We conducted a synthesis analysis on data from 86 published field experiments conducted from 1903 to 2014 to explore the specific consequences of post-silking N accumulation (PostN) in New Era vs. Old Era hybrids on grain yield (GY) and recovery from plant N stress at flowering (R1 stage). The Old Era encompassed studies using genotypes released before, and including, 1990 and the New Era included all studies using genotypes released from 1991 to 2014.

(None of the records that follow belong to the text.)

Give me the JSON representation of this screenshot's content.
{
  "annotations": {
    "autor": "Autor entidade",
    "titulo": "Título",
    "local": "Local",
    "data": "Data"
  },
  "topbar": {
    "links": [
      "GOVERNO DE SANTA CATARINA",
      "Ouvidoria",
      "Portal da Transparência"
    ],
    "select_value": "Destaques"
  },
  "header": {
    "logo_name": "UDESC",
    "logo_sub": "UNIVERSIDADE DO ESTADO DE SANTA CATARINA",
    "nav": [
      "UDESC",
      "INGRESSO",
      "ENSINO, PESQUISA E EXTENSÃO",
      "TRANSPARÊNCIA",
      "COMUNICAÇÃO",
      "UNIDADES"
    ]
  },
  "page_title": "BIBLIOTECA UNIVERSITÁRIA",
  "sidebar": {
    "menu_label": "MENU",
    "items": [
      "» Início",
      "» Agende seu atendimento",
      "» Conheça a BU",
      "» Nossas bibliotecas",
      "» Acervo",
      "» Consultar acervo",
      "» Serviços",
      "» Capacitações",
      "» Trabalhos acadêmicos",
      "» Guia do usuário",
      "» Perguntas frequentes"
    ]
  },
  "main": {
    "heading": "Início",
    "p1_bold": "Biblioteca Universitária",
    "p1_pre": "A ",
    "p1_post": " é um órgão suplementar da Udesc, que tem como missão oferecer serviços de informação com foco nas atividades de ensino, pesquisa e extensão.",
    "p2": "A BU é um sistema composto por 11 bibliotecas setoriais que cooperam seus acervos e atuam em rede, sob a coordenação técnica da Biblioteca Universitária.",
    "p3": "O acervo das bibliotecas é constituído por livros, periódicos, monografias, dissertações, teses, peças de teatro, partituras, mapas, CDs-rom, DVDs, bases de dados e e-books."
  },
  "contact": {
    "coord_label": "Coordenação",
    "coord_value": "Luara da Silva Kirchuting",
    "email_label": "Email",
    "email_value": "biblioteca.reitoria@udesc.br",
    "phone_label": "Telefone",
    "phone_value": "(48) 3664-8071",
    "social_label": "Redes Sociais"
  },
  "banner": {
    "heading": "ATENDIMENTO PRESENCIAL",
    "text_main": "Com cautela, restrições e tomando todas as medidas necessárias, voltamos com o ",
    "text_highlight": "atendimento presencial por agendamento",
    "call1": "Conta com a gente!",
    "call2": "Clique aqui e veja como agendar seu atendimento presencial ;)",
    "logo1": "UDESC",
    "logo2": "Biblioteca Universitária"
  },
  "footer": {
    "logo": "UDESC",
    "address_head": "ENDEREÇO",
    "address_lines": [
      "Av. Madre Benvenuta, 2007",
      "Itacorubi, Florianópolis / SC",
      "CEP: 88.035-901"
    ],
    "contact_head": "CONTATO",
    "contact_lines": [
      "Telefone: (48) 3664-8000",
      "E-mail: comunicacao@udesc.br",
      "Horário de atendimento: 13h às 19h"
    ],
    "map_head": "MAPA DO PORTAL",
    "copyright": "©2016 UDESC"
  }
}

Global food security must address the dual challenges of closing yield gaps (i.e., actual vs. potential yield) while improving environmental sustainability. Nutrient balance is essential for achieving global food security. Historical (in distinct “Eras” from late 1800s to 2012) and geographical (in United States vs. remainder of World) changes in maize (Zea mays L.) grain yields and plant nutrient content (N, P, and K) were characterized from studies (>150) with known plant densities.